Thursday, August 22, 2013


"Everywhere, by Stealth"
by Richard Dolan
“Every day, spectacular events occur in the skies, in space, in the oceans, and on the ground. Astonished witnesses around the world see them. For many, the shock of something so extraordinary, so inexplicable, is a consciousness-shattering experience, never forgotten. Yet few of them tell anyone at all of what they saw, save perhaps a close friend or family member.”
 “The things they see are of some variety, but which often fall within one of several categories. Here is a report that is typical. It describes an event that occurred in Hydes, Maryland, on May 15, 1976, but wasn't reported until twenty-three years later to the National UFO Reporting Center, on the World Wide Web. The witness who wrote about this was with five other people, all adults and professionals, lying on the front lawn of a farm after dinner at about 7 p.m. To their great surprise, they saw an enormous, round craft approach slowly from the horizon, perhaps at 30 or 40 miles per hour. It slowly rotated in counter-clockwise direction; white lights were visible on the outer edges. The witness estimated the object's diameter to be 1,000 feet, although it was hard to notice details, due to the sunlight at the time of day. When the object appeared over them, it stopped and split into four smaller, wedgent”d shaped craft. Then, in the "blink of an eye," the objects zoomed away to the North, South, East, and West. There was never a sound during the sighting. "To this day," writes the witness, "we have never spoken about this to anyone, not even ourselves."
About R.Dolan’s article.
"The UFO Evidence: Burdens of Proof"
by Jim Giglio and Scott Snell 
Examine the sighting report that Richard Dolan (Commentary 1) regards as typical and informative. The report was submitted to the National UFO Reporting Center in 1999 and refers to an event that allegedly occurred in 1976 near Hydes, Maryland:

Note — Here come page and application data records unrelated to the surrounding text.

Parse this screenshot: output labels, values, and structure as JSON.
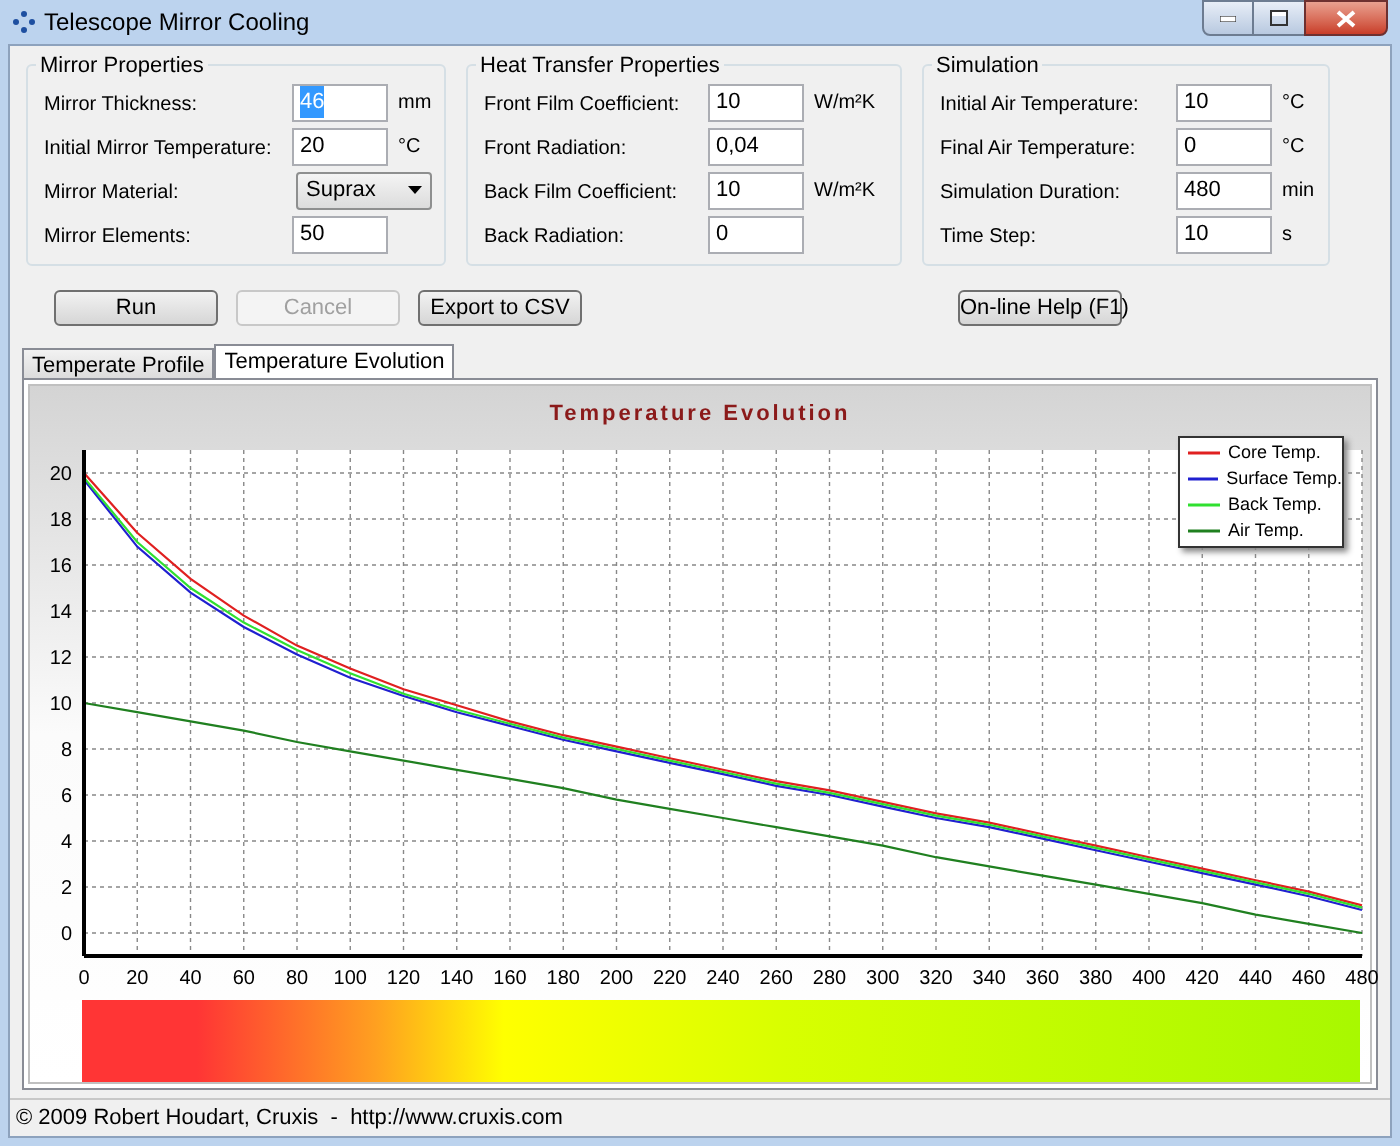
{
  "window": {
    "title": "Telescope Mirror Cooling"
  },
  "groups": [
    {
      "title": "Mirror Properties",
      "fields": [
        {
          "label": "Mirror Thickness:",
          "kind": "text",
          "value": "46",
          "unit": "mm",
          "highlighted": true
        },
        {
          "label": "Initial Mirror Temperature:",
          "kind": "text",
          "value": "20",
          "unit": "°C",
          "highlighted": false
        },
        {
          "label": "Mirror Material:",
          "kind": "select",
          "value": "Suprax",
          "highlighted": false
        },
        {
          "label": "Mirror Elements:",
          "kind": "text",
          "value": "50",
          "highlighted": false
        }
      ]
    },
    {
      "title": "Heat Transfer Properties",
      "fields": [
        {
          "label": "Front Film Coefficient:",
          "kind": "text",
          "value": "10",
          "unit": "W/m²K",
          "highlighted": false
        },
        {
          "label": "Front Radiation:",
          "kind": "text",
          "value": "0,04",
          "highlighted": false
        },
        {
          "label": "Back Film Coefficient:",
          "kind": "text",
          "value": "10",
          "unit": "W/m²K",
          "highlighted": false
        },
        {
          "label": "Back Radiation:",
          "kind": "text",
          "value": "0",
          "highlighted": false
        }
      ]
    },
    {
      "title": "Simulation",
      "fields": [
        {
          "label": "Initial Air Temperature:",
          "kind": "text",
          "value": "10",
          "unit": "°C",
          "highlighted": false
        },
        {
          "label": "Final Air Temperature:",
          "kind": "text",
          "value": "0",
          "unit": "°C",
          "highlighted": false
        },
        {
          "label": "Simulation Duration:",
          "kind": "text",
          "value": "480",
          "unit": "min",
          "highlighted": false
        },
        {
          "label": "Time Step:",
          "kind": "text",
          "value": "10",
          "unit": "s",
          "highlighted": false
        }
      ]
    }
  ],
  "buttons": [
    {
      "label": "Run",
      "disabled": false
    },
    {
      "label": "Cancel",
      "disabled": true
    },
    {
      "label": "Export to CSV",
      "disabled": false
    }
  ],
  "help_button": {
    "label": "On-line Help (F1)"
  },
  "tabs": [
    {
      "label": "Temperate Profile",
      "selected": false
    },
    {
      "label": "Temperature Evolution",
      "selected": true
    }
  ],
  "chart_data": {
    "type": "line",
    "title": "Temperature Evolution",
    "x": [
      0,
      20,
      40,
      60,
      80,
      100,
      120,
      140,
      160,
      180,
      200,
      220,
      240,
      260,
      280,
      300,
      320,
      340,
      360,
      380,
      400,
      420,
      440,
      460,
      480
    ],
    "series": [
      {
        "name": "Core Temp.",
        "color": "#e02020",
        "values": [
          20,
          17.4,
          15.4,
          13.8,
          12.5,
          11.5,
          10.6,
          9.9,
          9.2,
          8.6,
          8.1,
          7.6,
          7.1,
          6.6,
          6.2,
          5.7,
          5.2,
          4.8,
          4.3,
          3.8,
          3.3,
          2.8,
          2.3,
          1.8,
          1.2
        ]
      },
      {
        "name": "Surface Temp.",
        "color": "#2020d0",
        "values": [
          19.7,
          16.8,
          14.8,
          13.3,
          12.1,
          11.1,
          10.3,
          9.6,
          9.0,
          8.4,
          7.9,
          7.4,
          6.9,
          6.4,
          6.0,
          5.5,
          5.0,
          4.6,
          4.1,
          3.6,
          3.1,
          2.6,
          2.1,
          1.6,
          1.0
        ]
      },
      {
        "name": "Back Temp.",
        "color": "#30e030",
        "values": [
          19.8,
          17.0,
          15.0,
          13.5,
          12.3,
          11.3,
          10.4,
          9.7,
          9.1,
          8.5,
          8.0,
          7.5,
          7.0,
          6.5,
          6.1,
          5.6,
          5.1,
          4.7,
          4.2,
          3.7,
          3.2,
          2.7,
          2.2,
          1.7,
          1.1
        ]
      },
      {
        "name": "Air Temp.",
        "color": "#208020",
        "values": [
          10,
          9.6,
          9.2,
          8.8,
          8.3,
          7.9,
          7.5,
          7.1,
          6.7,
          6.3,
          5.8,
          5.4,
          5,
          4.6,
          4.2,
          3.8,
          3.3,
          2.9,
          2.5,
          2.1,
          1.7,
          1.3,
          0.8,
          0.4,
          0
        ]
      }
    ],
    "xlim": [
      0,
      480
    ],
    "ylim": [
      -1,
      21
    ],
    "grid": true,
    "legend": true,
    "xticks": [
      0,
      20,
      40,
      60,
      80,
      100,
      120,
      140,
      160,
      180,
      200,
      220,
      240,
      260,
      280,
      300,
      320,
      340,
      360,
      380,
      400,
      420,
      440,
      460,
      480
    ],
    "yticks": [
      0,
      2,
      4,
      6,
      8,
      10,
      12,
      14,
      16,
      18,
      20
    ]
  },
  "status_bar": {
    "text": "© 2009 Robert Houdart, Cruxis  -  http://www.cruxis.com"
  }
}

it was dusk that day. we saw this round craft come out of the northeast over the horizon. it was slowly rotating counter clockwise. white lights only, were on the outer edges. it moved slowly, maybe 30 to 40 miles per hour. it came directly over us. we were on a horse farm, laying on the front lawn just after dinner. this craft was just below the sunlight that was left in the sky. we could not see any details. when it came over us, it stopped. then separated into four smaller craft. then at the blink of an eye, they shot over the horizon. each ship went directly north, south, east and west respectively. there was absolutely no sound from this craft. we learned the next day that there were sightings over peachbottom atomic plant that day. the same direction that our craft came from. to this day, we have never spoken about this to anyone, not even between ourselves. there were 6 of us. two music teachers, a medical lab tech, a texas instruments tech, police officer, a kindergarten teacher.

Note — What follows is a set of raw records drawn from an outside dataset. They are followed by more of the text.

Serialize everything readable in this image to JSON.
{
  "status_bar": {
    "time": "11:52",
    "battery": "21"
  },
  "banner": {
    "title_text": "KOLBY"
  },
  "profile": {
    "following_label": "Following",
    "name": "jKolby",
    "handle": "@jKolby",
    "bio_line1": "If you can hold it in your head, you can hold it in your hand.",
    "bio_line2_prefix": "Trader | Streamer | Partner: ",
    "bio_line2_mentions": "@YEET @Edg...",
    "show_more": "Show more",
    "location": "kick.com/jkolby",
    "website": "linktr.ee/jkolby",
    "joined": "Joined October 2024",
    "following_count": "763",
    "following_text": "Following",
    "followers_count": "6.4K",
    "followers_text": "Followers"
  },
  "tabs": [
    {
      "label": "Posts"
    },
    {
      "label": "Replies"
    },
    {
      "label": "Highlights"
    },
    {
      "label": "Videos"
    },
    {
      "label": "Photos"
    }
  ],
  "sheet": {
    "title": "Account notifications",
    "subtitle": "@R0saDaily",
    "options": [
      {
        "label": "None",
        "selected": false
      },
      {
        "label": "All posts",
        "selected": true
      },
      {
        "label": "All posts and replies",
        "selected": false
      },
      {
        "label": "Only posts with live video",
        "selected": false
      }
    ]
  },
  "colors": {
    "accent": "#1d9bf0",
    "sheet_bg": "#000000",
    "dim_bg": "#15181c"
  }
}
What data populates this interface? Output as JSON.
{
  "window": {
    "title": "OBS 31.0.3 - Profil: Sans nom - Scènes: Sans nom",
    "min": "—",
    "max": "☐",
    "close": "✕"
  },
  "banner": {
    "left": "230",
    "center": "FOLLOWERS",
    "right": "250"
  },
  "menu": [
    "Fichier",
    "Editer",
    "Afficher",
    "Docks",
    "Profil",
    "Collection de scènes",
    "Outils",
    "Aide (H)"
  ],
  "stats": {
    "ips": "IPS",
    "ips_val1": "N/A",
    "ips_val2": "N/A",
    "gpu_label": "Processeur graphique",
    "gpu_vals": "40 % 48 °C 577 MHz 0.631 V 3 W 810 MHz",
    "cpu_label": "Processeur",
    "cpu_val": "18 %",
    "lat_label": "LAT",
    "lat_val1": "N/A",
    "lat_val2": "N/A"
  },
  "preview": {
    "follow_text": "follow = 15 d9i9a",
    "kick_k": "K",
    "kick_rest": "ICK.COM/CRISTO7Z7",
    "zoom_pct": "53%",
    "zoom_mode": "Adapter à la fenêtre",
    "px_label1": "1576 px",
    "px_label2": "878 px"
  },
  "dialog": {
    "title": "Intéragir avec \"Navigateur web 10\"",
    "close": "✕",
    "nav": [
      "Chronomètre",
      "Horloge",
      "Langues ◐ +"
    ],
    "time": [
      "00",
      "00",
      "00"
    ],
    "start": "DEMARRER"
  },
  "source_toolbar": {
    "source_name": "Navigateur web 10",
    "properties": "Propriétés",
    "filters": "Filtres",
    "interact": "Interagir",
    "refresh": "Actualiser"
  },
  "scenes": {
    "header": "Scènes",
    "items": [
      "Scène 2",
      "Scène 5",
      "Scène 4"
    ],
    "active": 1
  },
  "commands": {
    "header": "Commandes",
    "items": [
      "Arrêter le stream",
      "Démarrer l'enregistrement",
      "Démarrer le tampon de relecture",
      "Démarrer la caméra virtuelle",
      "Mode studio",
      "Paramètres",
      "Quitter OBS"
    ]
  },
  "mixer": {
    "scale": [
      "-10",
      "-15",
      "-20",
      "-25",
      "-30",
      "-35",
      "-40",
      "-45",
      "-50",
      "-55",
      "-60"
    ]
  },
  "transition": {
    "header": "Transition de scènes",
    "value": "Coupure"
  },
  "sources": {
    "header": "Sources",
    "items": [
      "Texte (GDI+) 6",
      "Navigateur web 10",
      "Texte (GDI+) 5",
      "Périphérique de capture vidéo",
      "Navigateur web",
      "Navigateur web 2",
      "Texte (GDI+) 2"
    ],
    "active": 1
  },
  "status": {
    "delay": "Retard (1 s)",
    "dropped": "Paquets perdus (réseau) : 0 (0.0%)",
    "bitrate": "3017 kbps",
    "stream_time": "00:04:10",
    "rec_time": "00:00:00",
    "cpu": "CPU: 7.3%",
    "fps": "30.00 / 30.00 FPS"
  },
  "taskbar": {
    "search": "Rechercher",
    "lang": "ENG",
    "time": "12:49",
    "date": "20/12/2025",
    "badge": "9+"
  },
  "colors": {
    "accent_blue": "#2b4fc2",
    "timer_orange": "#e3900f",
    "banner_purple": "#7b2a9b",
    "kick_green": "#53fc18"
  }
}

As scientific evidence, this statement has numerous "red flags" hanging all over it. The writer, supposedly a professional, seems not to want to bother with the standard capitalization rules for English sentences. The statement is only semi-coherent, with sentences describing various aspects of the incident tumbling over each other in a rush; with 23 years to think about the incident, it ought to have been possible to organize the description into a coherent narrative. (S)he reports that no details of the object could be seen, yet states that it was 1000 feet in diameter and traveling 30 or 40 miles per hour. How these size and speed determinations were made is unspecified, nor is there an explanation for an inability to resolve details when it was possible to determine size and speed. Accepting the size and speed estimates leads to another problem. Hydes, Maryland is located near a number of heavily-traveled highways and air transportation corridors. Near-by observers should have numbered in the thousands and generated numerous newspaper headlines; we are referred, instead, to some alleged sightings at a nuclear power plant located a considerable distance away.
Mr. Dolan informs us that this kind of report is typical. He's quite right; it is typical, but as scientific evidence it's worthless. Individuals and organizations adhering to the notion of ET visitation accumulate reports like this by the thousands and periodically present them to the public to support their position. There's a logical fallacy at work in this constant piling-up of reports, the fallacy that large amounts of bad evidence somehow add up to good evidence. They don't. You can't make a silk purse out of a sow's ear, nor can you make one out of 10,000 sow's ears. The Colorado investigators were right; despite their volume, reports such as this, which had contributed nothing to science as of 1968, have yet to contribute anything in the intervening 33 years.
The fact that Mr. Dolen gives credence to this flawed statement illustrates an aspect of the UFO issue that ought to trouble proponents of the notion that this issue is a serious scientific problem. We refer to an apparent unwillingness, on the part of far too many of these proponents, to apply even a modicum of critical thinking to such reports.

Ufology, Exopolitics, Conspiracies, Paranoia, Memes, Hoaxes, 2012, UFO, Aliens, Disinformation, Cultism, Brainwashing, Rational Thinking, ET, Xenopolitics, Contactees, Abductions, Disclosure.